Audio technology

Thomson Licensing resists royalty repayment appeal

Thomson Licensing (TLS) does not have to refund any royalties to Japanese electronics group, Pioneer. Yesterday, the Munich Higher Regional Court dismissed an appeal by Pioneer (case-ID: 6 U 1354/18) concerning the overpaying of millions in licence fees to Thomson for its MP3 patent pool since 2013. This ruling follows the decision of the court in the first instance from March 2018.

5 March 2019 by Konstanze Richter

Thomson Licensing, Pioneer, MP3 ©

The dispute concerns patents for decoding the MP3 standard. The Technicolor subsidiary TLS manages the world’s most important MP3 patent pool, which includes key patents of the applied research organisation, the Fraunhofer Institute. Pioneer had taken licences from TLS at different rates. The controversial intellectual property rights have now expired.

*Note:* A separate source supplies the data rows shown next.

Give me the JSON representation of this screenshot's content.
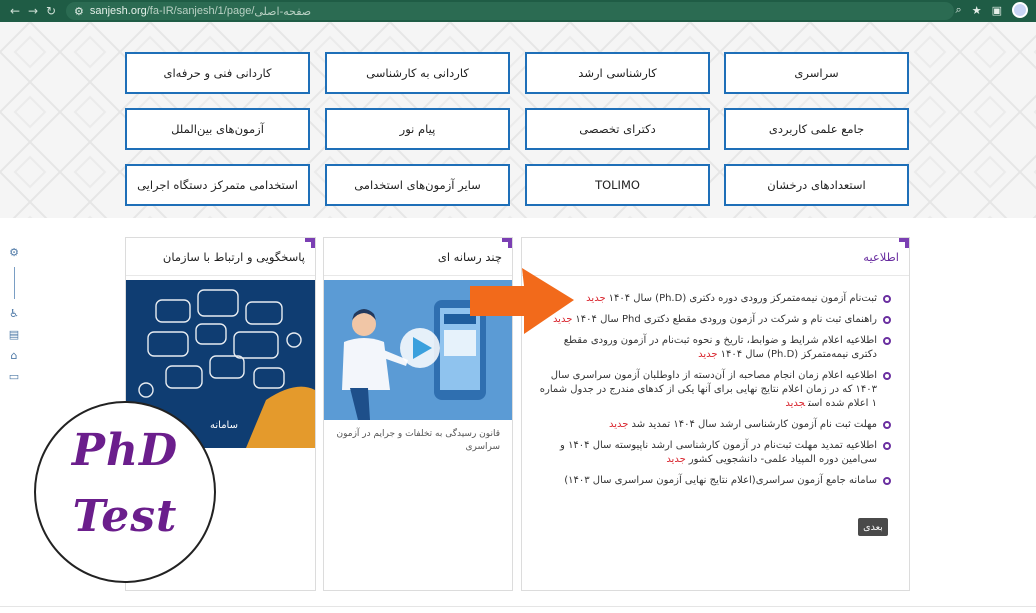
{
  "browser": {
    "url_host": "sanjesh.org",
    "url_path": "/fa-IR/sanjesh/1/page/",
    "url_page_title": "صفحه-اصلی",
    "back_icon": "arrow-left-icon",
    "forward_icon": "arrow-right-icon",
    "refresh_icon": "refresh-icon",
    "zoom_icon": "zoom-icon",
    "star_icon": "star-icon",
    "extensions_icon": "puzzle-icon"
  },
  "categories": [
    {
      "label": "سراسری"
    },
    {
      "label": "کارشناسی ارشد"
    },
    {
      "label": "کاردانی به کارشناسی"
    },
    {
      "label": "کاردانی فنی و حرفه‌ای"
    },
    {
      "label": "جامع علمی کاربردی"
    },
    {
      "label": "دکترای تخصصی"
    },
    {
      "label": "پیام نور"
    },
    {
      "label": "آزمون‌های بین‌الملل"
    },
    {
      "label": "استعدادهای درخشان"
    },
    {
      "label": "TOLIMO"
    },
    {
      "label": "سایر آزمون‌های استخدامی"
    },
    {
      "label": "استخدامی متمرکز دستگاه اجرایی"
    }
  ],
  "news": {
    "title": "اطلاعیه",
    "new_label": "جدید",
    "next_label": "بعدی",
    "items": [
      {
        "text": "ثبت‌نام آزمون نیمه‌متمرکز ورودی دوره دکتری (Ph.D) سال ۱۴۰۴",
        "is_new": true
      },
      {
        "text": "راهنمای ثبت نام و شرکت در آزمون ورودی مقطع دکتری Phd سال ۱۴۰۴",
        "is_new": true
      },
      {
        "text": "اطلاعیه اعلام شرایط و ضوابط، تاریخ و نحوه ثبت‌نام در آزمون ورودی مقطع دکتری نیمه‌متمرکز (Ph.D) سال ۱۴۰۴",
        "is_new": true
      },
      {
        "text": "اطلاعیه اعلام زمان انجام مصاحبه از آن‌دسته از داوطلبان آزمون سراسری سال ۱۴۰۳ که در زمان اعلام نتایج نهایی برای آنها یکی از کدهای مندرج در جدول شماره ۱ اعلام شده است",
        "is_new": true
      },
      {
        "text": "مهلت ثبت نام آزمون کارشناسی ارشد  سال ۱۴۰۴ تمدید شد",
        "is_new": true
      },
      {
        "text": "اطلاعیه تمدید مهلت ثبت‌نام در آزمون کارشناسی ارشد ناپیوسته سال ۱۴۰۴ و سی‌امین دوره المپیاد علمی- دانشجویی کشور",
        "is_new": true
      },
      {
        "text": "سامانه جامع آزمون سراسری(اعلام نتایج نهایی آزمون سراسری سال ۱۴۰۳)",
        "is_new": false
      }
    ]
  },
  "media": {
    "title": "چند رسانه ای",
    "caption": "قانون رسیدگی به تخلفات و جرایم در آزمون سراسری"
  },
  "support": {
    "title": "پاسخگویی و ارتباط با سازمان",
    "banner_text": "سامانه"
  },
  "badge": {
    "line1": "PhD",
    "line2": "Test"
  },
  "colors": {
    "browser_bar": "#1f5c45",
    "tile_border": "#1e6fb8",
    "accent_purple": "#6a2fa0",
    "new_red": "#d9262f",
    "arrow_orange": "#f26a1b"
  }
}
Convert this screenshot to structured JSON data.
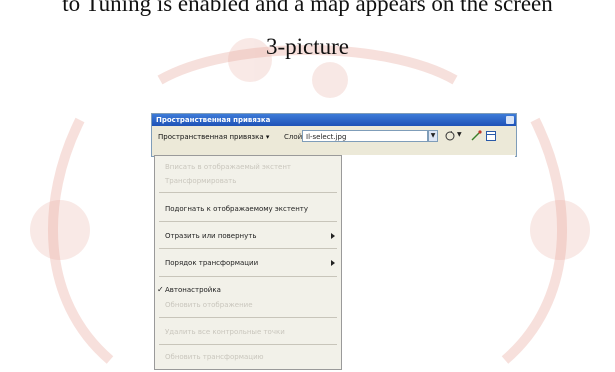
{
  "caption_line": "to Tuning is enabled and a map appears on the screen",
  "figure_label": "3-picture",
  "window": {
    "title": "Пространственная привязка",
    "menu_label": "Пространственная привязка ▾",
    "layer_label": "Слой:",
    "layer_value": "Il-select.jpg"
  },
  "menu": {
    "items": [
      {
        "label": "Вписать в отображаемый экстент",
        "disabled": true
      },
      {
        "label": "Трансформировать",
        "disabled": true
      },
      {
        "label": "Подогнать к отображаемому экстенту",
        "disabled": false
      },
      {
        "label": "Отразить или повернуть",
        "disabled": false,
        "submenu": true
      },
      {
        "label": "Порядок трансформации",
        "disabled": false,
        "submenu": true
      },
      {
        "label": "Автонастройка",
        "disabled": false,
        "checked": true
      },
      {
        "label": "Обновить отображение",
        "disabled": true
      },
      {
        "label": "Удалить все контрольные точки",
        "disabled": true
      },
      {
        "label": "Обновить трансформацию",
        "disabled": true
      }
    ]
  },
  "colors": {
    "titlebar": "#1e52b7",
    "menu_bg": "#f2f1e9",
    "watermark": "#d86a5a"
  }
}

At the end of 2016, Pioneer took legal action in an attempt to force TLS to reimburse fees of approximately US$20 million, considered by the claimant to be overpaid. Pioneer argued that none of the patents had been used in its products.

However, Munich Regional Court (case ID: 7 O 23064/16) dismissed Pioneer’s claim for repayment of overpaid royalties. The judges assessed the continued payment of royalties to TLS as an abstract acknowledgement of debt. With its current ruling, the appellate court follows the decision of the first instance. The Munich Higher Regional Court stated that with the freedom to operate, Pioneer received a service in return, whether they made use of it or not.

As part of this complex dispute, possible patent infringements had to be examined in a number of jurisdictions. Highly complicated antitrust, licencing and European law issues played a role, although these were not further examined by the court. Parallel proceedings are pending in the US.

Change of counsel

Partners from the Munich firm Noerr, Ralph Nack and Thomas Gniadek, advised Thomson in the first instance. The proceedings against Pioneer were the firm’s first major instruction from the NPE. In other cases, Thomson retains Bird & Bird.

Ralph Nack, Noerr

Ralph Nack

The original contact between Noerr and TLS came about through Technicolor’s head of IP, Deirdre Leane. However, the firm already has experience with patent litigation on behalf of NPEs. Nack regularly advises Marathon, but also works for industrial companies. In the current case, the Dresden partner Wündisch, who specialises in licencing law, supported Nack.

Pioneer, on the other hand, was represented by a team from Hogan Lovells in the first instance. Litigation partner Andreas von Falck had previously advised the company in a number of disputes.

For the appeal, Pioneer retained Baker McKenzie. Munich partner Ulf Wauschkuhn, head of practice group Commercial & Trade, took the lead due to the overlaps with commercial law. According to market information, Wauschkuhn was supported by patent attorney Jochen Herr, who is dual-qualified as a lawyer and patent attorney.

For Thomson Licensing
Noerr (Munich): Ralph Nack (lead), Thomas Gniadek, Sebastian Wündisch (Dresden), associate: Armin Kühne
In-house legal (Dallas): Deirdre Leane (head of IP Technicolor)

Ulf Wauschkuhn, Baker McKenzie

Ulf Wauschkuhn

For Pioneer
Baker McKenzie (Munich): Ulf Wauschkuhn (commercial law, lead), Jochen Herr (patent attorney); associate: Alexander Ritter (both patent law)

Higher Regional Court Munich; 6th Civil Senate
Konrad Retzer (presiding judge), Robert Lehner, Dr. Stefanie Ruhwinkel